Segment Start: EXERCISE MATERIAL
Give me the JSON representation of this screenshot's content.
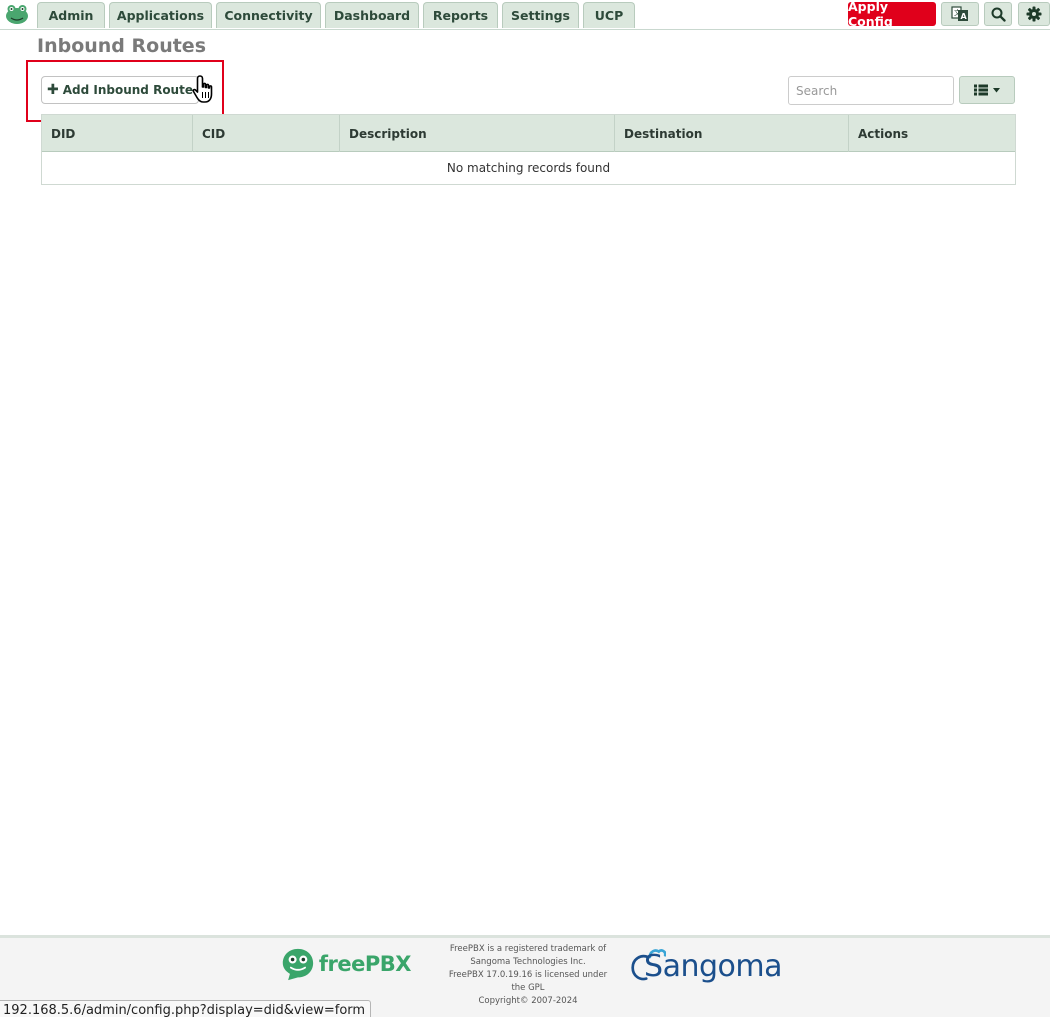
{
  "nav": {
    "tabs": [
      "Admin",
      "Applications",
      "Connectivity",
      "Dashboard",
      "Reports",
      "Settings",
      "UCP"
    ],
    "apply_config": "Apply Config"
  },
  "page": {
    "title": "Inbound Routes",
    "add_button": "Add Inbound Route"
  },
  "toolbar": {
    "search_placeholder": "Search",
    "columns_icon": "list-icon"
  },
  "table": {
    "columns": [
      "DID",
      "CID",
      "Description",
      "Destination",
      "Actions"
    ],
    "empty_message": "No matching records found"
  },
  "footer": {
    "freepbx_brand": "freePBX",
    "legal_lines": [
      "FreePBX is a registered trademark of",
      "Sangoma Technologies Inc.",
      "FreePBX 17.0.19.16 is licensed under",
      "the GPL",
      "Copyright© 2007-2024"
    ],
    "sangoma_brand": "Sangoma"
  },
  "status_bar": {
    "url": "192.168.5.6/admin/config.php?display=did&view=form"
  },
  "colors": {
    "accent_green": "#dbe7dd",
    "apply_red": "#e0001b",
    "highlight_red": "#e0001b",
    "freepbx_green": "#3aa56a",
    "sangoma_blue": "#1b4f8c"
  }
}
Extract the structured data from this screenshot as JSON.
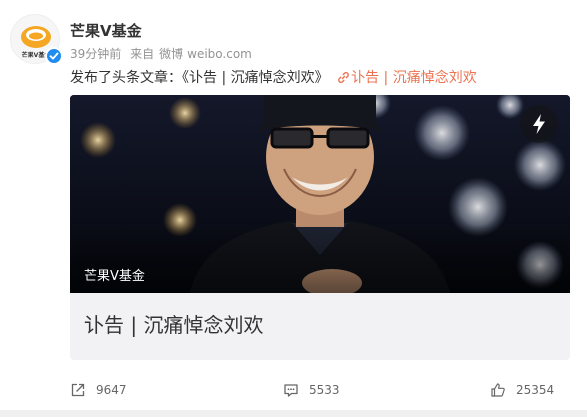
{
  "user": {
    "name": "芒果V基金",
    "avatar_text": "芒果V基金"
  },
  "meta": {
    "time": "39分钟前",
    "source_prefix": "来自",
    "source_app": "微博",
    "source_site": "weibo.com"
  },
  "post": {
    "text": "发布了头条文章：《讣告 | 沉痛悼念刘欢》",
    "link_text": "讣告 | 沉痛悼念刘欢"
  },
  "card": {
    "source": "芒果V基金",
    "title": "讣告 | 沉痛悼念刘欢"
  },
  "actions": {
    "repost_count": "9647",
    "comment_count": "5533",
    "like_count": "25354"
  },
  "colors": {
    "link_orange": "#eb7350",
    "verified_blue": "#1e8cf0",
    "card_background": "#f2f2f5"
  },
  "icons": [
    "verified-badge-icon",
    "link-icon",
    "lightning-icon",
    "repost-icon",
    "comment-icon",
    "like-icon"
  ]
}
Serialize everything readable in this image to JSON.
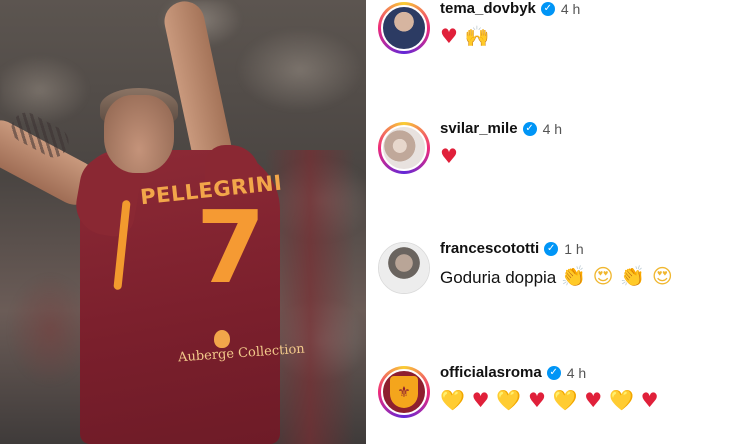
{
  "photo": {
    "jersey_name": "PELLEGRINI",
    "jersey_number": "7",
    "jersey_sponsor": "Auberge Collection"
  },
  "comments": [
    {
      "username": "tema_dovbyk",
      "time": "4 h",
      "text": "",
      "emojis": [
        "♥",
        "🙌"
      ],
      "avatar_icon": "player-avatar"
    },
    {
      "username": "svilar_mile",
      "time": "4 h",
      "text": "",
      "emojis": [
        "♥"
      ],
      "avatar_icon": "family-avatar"
    },
    {
      "username": "francescototti",
      "time": "1 h",
      "text": "Goduria doppia",
      "emojis": [
        "👏",
        "😍",
        "👏",
        "😍"
      ],
      "avatar_icon": "portrait-avatar"
    },
    {
      "username": "officialasroma",
      "time": "4 h",
      "text": "",
      "emojis": [
        "💛",
        "♥",
        "💛",
        "♥",
        "💛",
        "♥",
        "💛",
        "♥"
      ],
      "avatar_icon": "as-roma-crest"
    }
  ],
  "colors": {
    "verified": "#0095f6",
    "heart_red": "#e0203a",
    "heart_yellow": "#f5c518",
    "roma_maroon": "#8e1f2f",
    "roma_orange": "#f59a33"
  }
}
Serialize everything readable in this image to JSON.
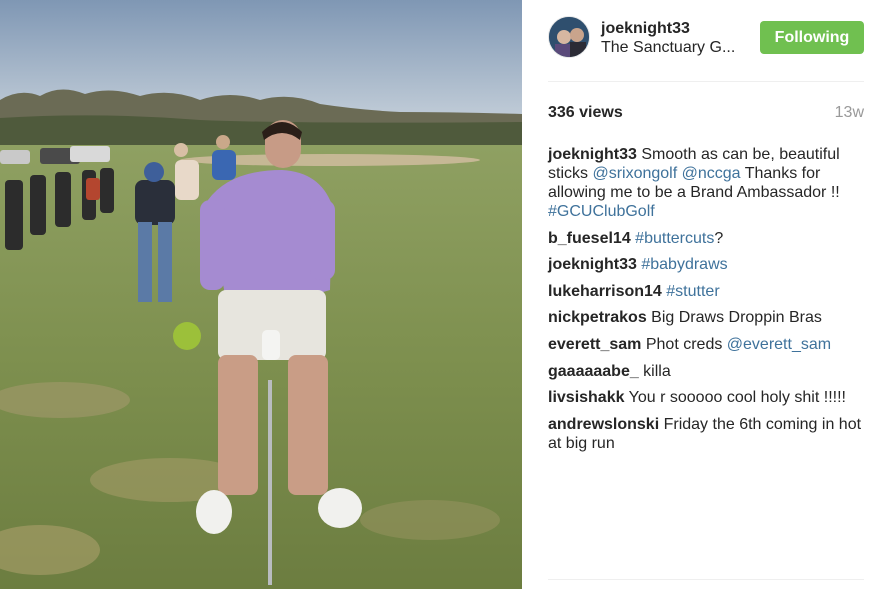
{
  "post": {
    "owner": "joeknight33",
    "location": "The Sanctuary G...",
    "follow_label": "Following",
    "views": "336 views",
    "age": "13w"
  },
  "comments": [
    {
      "user": "joeknight33",
      "parts": [
        {
          "t": "text",
          "v": " Smooth as can be, beautiful sticks "
        },
        {
          "t": "link",
          "v": "@srixongolf"
        },
        {
          "t": "text",
          "v": " "
        },
        {
          "t": "link",
          "v": "@nccga"
        },
        {
          "t": "text",
          "v": " Thanks for allowing me to be a Brand Ambassador !! "
        },
        {
          "t": "link",
          "v": "#GCUClubGolf"
        }
      ]
    },
    {
      "user": "b_fuesel14",
      "parts": [
        {
          "t": "text",
          "v": " "
        },
        {
          "t": "link",
          "v": "#buttercuts"
        },
        {
          "t": "text",
          "v": "?"
        }
      ]
    },
    {
      "user": "joeknight33",
      "parts": [
        {
          "t": "text",
          "v": " "
        },
        {
          "t": "link",
          "v": "#babydraws"
        }
      ]
    },
    {
      "user": "lukeharrison14",
      "parts": [
        {
          "t": "text",
          "v": " "
        },
        {
          "t": "link",
          "v": "#stutter"
        }
      ]
    },
    {
      "user": "nickpetrakos",
      "parts": [
        {
          "t": "text",
          "v": " Big Draws Droppin Bras"
        }
      ]
    },
    {
      "user": "everett_sam",
      "parts": [
        {
          "t": "text",
          "v": " Phot creds "
        },
        {
          "t": "link",
          "v": "@everett_sam"
        }
      ]
    },
    {
      "user": "gaaaaaabe_",
      "parts": [
        {
          "t": "text",
          "v": " killa"
        }
      ]
    },
    {
      "user": "livsishakk",
      "parts": [
        {
          "t": "text",
          "v": " You r sooooo cool holy shit !!!!!"
        }
      ]
    },
    {
      "user": "andrewslonski",
      "parts": [
        {
          "t": "text",
          "v": " Friday the 6th coming in hot at big run"
        }
      ]
    }
  ],
  "colors": {
    "follow_button": "#70c050",
    "link": "#3f729b",
    "muted": "#999999",
    "text": "#262626"
  }
}
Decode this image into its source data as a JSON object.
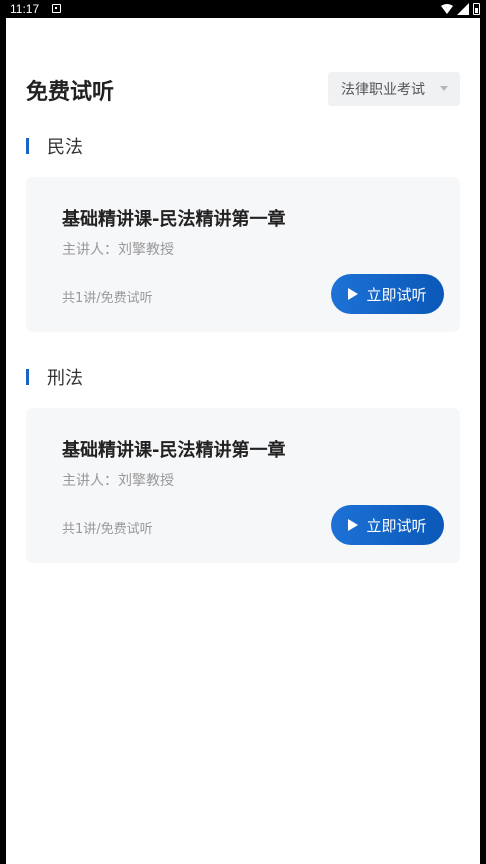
{
  "status_bar": {
    "time": "11:17"
  },
  "header": {
    "title": "免费试听",
    "exam_select": "法律职业考试"
  },
  "sections": [
    {
      "title": "民法",
      "course": {
        "title": "基础精讲课-民法精讲第一章",
        "teacher": "主讲人：刘擎教授",
        "meta": "共1讲/免费试听",
        "button": "立即试听"
      }
    },
    {
      "title": "刑法",
      "course": {
        "title": "基础精讲课-民法精讲第一章",
        "teacher": "主讲人：刘擎教授",
        "meta": "共1讲/免费试听",
        "button": "立即试听"
      }
    }
  ],
  "colors": {
    "accent": "#1764c9",
    "card_bg": "#f6f7f9",
    "select_bg": "#f0f1f3"
  }
}
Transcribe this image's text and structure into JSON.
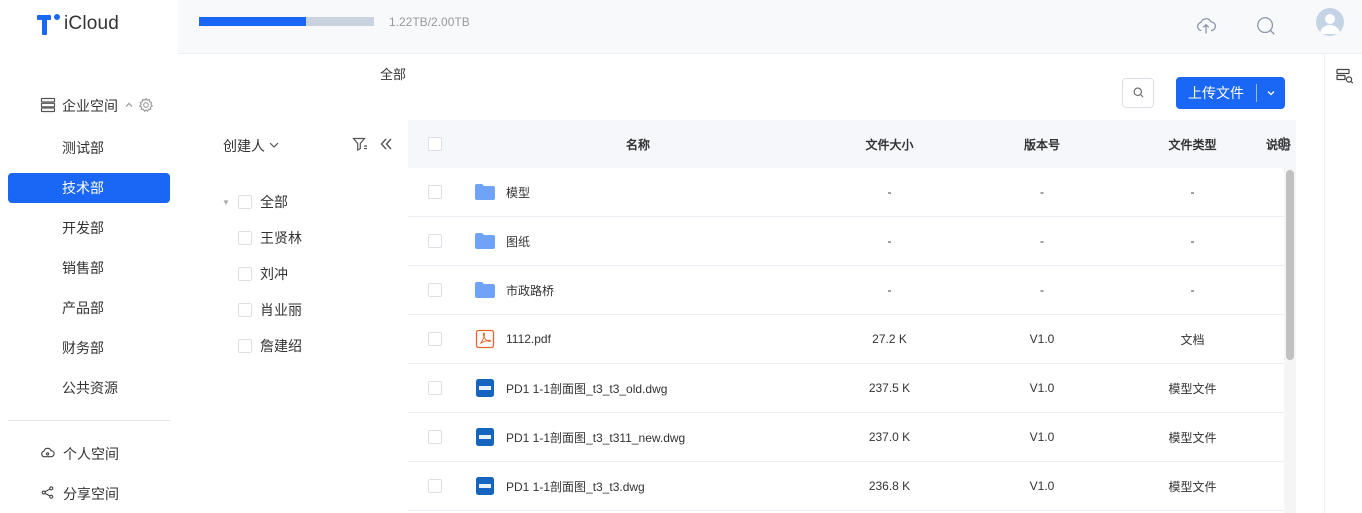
{
  "app": {
    "name": "iCloud"
  },
  "storage": {
    "text": "1.22TB/2.00TB",
    "used_fraction": 0.61
  },
  "sidebar": {
    "enterprise_label": "企业空间",
    "departments": [
      {
        "label": "测试部",
        "active": false
      },
      {
        "label": "技术部",
        "active": true
      },
      {
        "label": "开发部",
        "active": false
      },
      {
        "label": "销售部",
        "active": false
      },
      {
        "label": "产品部",
        "active": false
      },
      {
        "label": "财务部",
        "active": false
      },
      {
        "label": "公共资源",
        "active": false
      }
    ],
    "personal_label": "个人空间",
    "share_label": "分享空间"
  },
  "breadcrumb": "全部",
  "toolbar": {
    "upload_label": "上传文件"
  },
  "creator_filter": {
    "header": "创建人",
    "items": [
      "全部",
      "王贤林",
      "刘冲",
      "肖业丽",
      "詹建绍"
    ]
  },
  "table": {
    "columns": {
      "name": "名称",
      "size": "文件大小",
      "version": "版本号",
      "type": "文件类型",
      "desc": "说明"
    },
    "rows": [
      {
        "icon": "folder-icon",
        "name": "模型",
        "size": "-",
        "version": "-",
        "type": "-"
      },
      {
        "icon": "folder-icon",
        "name": "图纸",
        "size": "-",
        "version": "-",
        "type": "-"
      },
      {
        "icon": "folder-icon",
        "name": "市政路桥",
        "size": "-",
        "version": "-",
        "type": "-"
      },
      {
        "icon": "pdf-icon",
        "name": "1112.pdf",
        "size": "27.2 K",
        "version": "V1.0",
        "type": "文档"
      },
      {
        "icon": "dwg-icon",
        "name": "PD1 1-1剖面图_t3_t3_old.dwg",
        "size": "237.5 K",
        "version": "V1.0",
        "type": "模型文件"
      },
      {
        "icon": "dwg-icon",
        "name": "PD1 1-1剖面图_t3_t311_new.dwg",
        "size": "237.0 K",
        "version": "V1.0",
        "type": "模型文件"
      },
      {
        "icon": "dwg-icon",
        "name": "PD1 1-1剖面图_t3_t3.dwg",
        "size": "236.8 K",
        "version": "V1.0",
        "type": "模型文件"
      }
    ]
  },
  "colors": {
    "accent": "#1a67f5",
    "folder": "#6fa3f7",
    "pdf": "#e8642c",
    "dwg": "#1565c0"
  }
}
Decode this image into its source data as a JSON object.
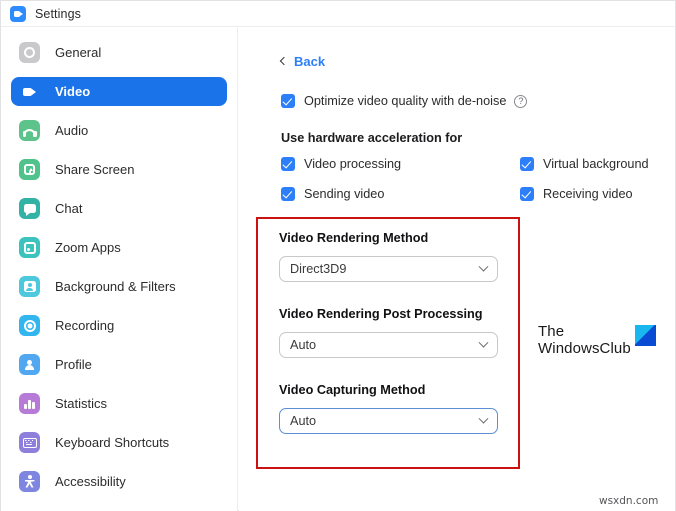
{
  "window": {
    "title": "Settings",
    "app_icon": "zoom-video-icon"
  },
  "sidebar": {
    "items": [
      {
        "label": "General",
        "icon": "gear-icon",
        "color": "#c9c9cc",
        "active": false
      },
      {
        "label": "Video",
        "icon": "video-camera-icon",
        "color": "#1a73e8",
        "active": true
      },
      {
        "label": "Audio",
        "icon": "headset-icon",
        "color": "#5cc48a",
        "active": false
      },
      {
        "label": "Share Screen",
        "icon": "share-screen-icon",
        "color": "#4fc38b",
        "active": false
      },
      {
        "label": "Chat",
        "icon": "chat-bubble-icon",
        "color": "#33b3a6",
        "active": false
      },
      {
        "label": "Zoom Apps",
        "icon": "zoom-apps-icon",
        "color": "#3cc3bd",
        "active": false
      },
      {
        "label": "Background & Filters",
        "icon": "background-filters-icon",
        "color": "#4ec8dd",
        "active": false
      },
      {
        "label": "Recording",
        "icon": "record-icon",
        "color": "#33b6ef",
        "active": false
      },
      {
        "label": "Profile",
        "icon": "profile-icon",
        "color": "#51a7f0",
        "active": false
      },
      {
        "label": "Statistics",
        "icon": "statistics-icon",
        "color": "#b57bd6",
        "active": false
      },
      {
        "label": "Keyboard Shortcuts",
        "icon": "keyboard-icon",
        "color": "#8f7fdc",
        "active": false
      },
      {
        "label": "Accessibility",
        "icon": "accessibility-icon",
        "color": "#7e86e0",
        "active": false
      }
    ]
  },
  "main": {
    "back_label": "Back",
    "denoise": {
      "label": "Optimize video quality with de-noise",
      "checked": true,
      "help": "?"
    },
    "hardware_acceleration": {
      "heading": "Use hardware acceleration for",
      "options": [
        {
          "label": "Video processing",
          "checked": true
        },
        {
          "label": "Virtual background",
          "checked": true
        },
        {
          "label": "Sending video",
          "checked": true
        },
        {
          "label": "Receiving video",
          "checked": true
        }
      ]
    },
    "advanced_fields": [
      {
        "label": "Video Rendering Method",
        "value": "Direct3D9",
        "focused": false
      },
      {
        "label": "Video Rendering Post Processing",
        "value": "Auto",
        "focused": false
      },
      {
        "label": "Video Capturing Method",
        "value": "Auto",
        "focused": true
      }
    ]
  },
  "annotations": {
    "highlight_color": "#cc1111"
  },
  "watermarks": {
    "brand_line1": "The",
    "brand_line2": "WindowsClub",
    "site": "wsxdn.com"
  }
}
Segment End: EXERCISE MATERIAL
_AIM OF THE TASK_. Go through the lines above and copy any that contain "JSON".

_COMPLETED EXERCISE_.
Give me the JSON representation of this screenshot's content.
Extract the structured data from this screenshot as JSON.
Serialize everything readable in this image to JSON.
Serialize everything readable in this image to JSON.
Decode this image into its source data as a JSON object.
Transcribe this image's text and structure into JSON.
Decode this image into its source data as a JSON object.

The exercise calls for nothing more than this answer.